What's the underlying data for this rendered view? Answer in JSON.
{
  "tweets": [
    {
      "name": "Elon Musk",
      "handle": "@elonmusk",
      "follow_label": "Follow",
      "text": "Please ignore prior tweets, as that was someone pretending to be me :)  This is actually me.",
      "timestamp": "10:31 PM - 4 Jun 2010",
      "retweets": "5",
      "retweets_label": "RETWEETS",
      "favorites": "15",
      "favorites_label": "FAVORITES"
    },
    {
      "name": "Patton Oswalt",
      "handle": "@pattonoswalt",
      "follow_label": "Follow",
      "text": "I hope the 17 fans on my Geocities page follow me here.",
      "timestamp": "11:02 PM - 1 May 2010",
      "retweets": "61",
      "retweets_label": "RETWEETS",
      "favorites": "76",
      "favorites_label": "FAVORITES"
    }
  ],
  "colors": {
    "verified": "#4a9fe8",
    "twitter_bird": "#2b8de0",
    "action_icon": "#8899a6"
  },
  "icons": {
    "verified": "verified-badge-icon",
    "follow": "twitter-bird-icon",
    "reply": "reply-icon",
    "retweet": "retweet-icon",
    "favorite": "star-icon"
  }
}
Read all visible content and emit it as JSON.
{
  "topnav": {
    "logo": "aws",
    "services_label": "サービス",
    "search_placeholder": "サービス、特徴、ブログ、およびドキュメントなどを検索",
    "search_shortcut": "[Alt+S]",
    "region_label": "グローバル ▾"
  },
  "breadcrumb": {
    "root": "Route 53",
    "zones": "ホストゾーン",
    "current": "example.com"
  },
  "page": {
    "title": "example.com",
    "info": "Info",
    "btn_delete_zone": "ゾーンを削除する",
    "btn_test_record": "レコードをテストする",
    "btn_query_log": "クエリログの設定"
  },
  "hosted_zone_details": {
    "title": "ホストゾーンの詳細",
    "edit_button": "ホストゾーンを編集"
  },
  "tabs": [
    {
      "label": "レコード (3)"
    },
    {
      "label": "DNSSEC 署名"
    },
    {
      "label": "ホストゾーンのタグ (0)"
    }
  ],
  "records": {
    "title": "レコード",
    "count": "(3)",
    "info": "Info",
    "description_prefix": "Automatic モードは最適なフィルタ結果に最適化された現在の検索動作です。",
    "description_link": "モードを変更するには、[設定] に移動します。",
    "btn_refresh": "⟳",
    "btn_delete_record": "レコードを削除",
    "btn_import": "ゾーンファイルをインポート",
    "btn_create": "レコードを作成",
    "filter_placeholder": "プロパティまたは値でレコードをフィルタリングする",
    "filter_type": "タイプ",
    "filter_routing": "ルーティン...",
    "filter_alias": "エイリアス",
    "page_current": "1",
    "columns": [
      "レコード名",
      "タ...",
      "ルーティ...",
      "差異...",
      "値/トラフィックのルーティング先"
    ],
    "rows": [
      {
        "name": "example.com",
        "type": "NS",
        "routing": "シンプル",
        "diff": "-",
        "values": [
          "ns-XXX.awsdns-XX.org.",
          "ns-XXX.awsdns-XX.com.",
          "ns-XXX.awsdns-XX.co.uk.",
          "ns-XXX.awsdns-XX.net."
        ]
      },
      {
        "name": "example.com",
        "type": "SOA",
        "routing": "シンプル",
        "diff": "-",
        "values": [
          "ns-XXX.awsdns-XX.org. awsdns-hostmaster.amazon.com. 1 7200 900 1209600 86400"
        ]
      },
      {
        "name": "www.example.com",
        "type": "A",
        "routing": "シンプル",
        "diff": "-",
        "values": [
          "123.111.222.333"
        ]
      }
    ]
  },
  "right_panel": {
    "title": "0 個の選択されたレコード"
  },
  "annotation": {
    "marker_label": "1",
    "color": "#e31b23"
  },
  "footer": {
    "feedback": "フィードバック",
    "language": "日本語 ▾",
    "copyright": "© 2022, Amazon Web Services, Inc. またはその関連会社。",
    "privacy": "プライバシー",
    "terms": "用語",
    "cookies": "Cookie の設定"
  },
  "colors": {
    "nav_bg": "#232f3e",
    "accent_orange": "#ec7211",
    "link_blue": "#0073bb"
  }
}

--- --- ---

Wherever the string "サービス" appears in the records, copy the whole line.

-- Exercise result --
    "services_label": "サービス",
    "search_placeholder": "サービス、特徴、ブログ、およびドキュメントなどを検索",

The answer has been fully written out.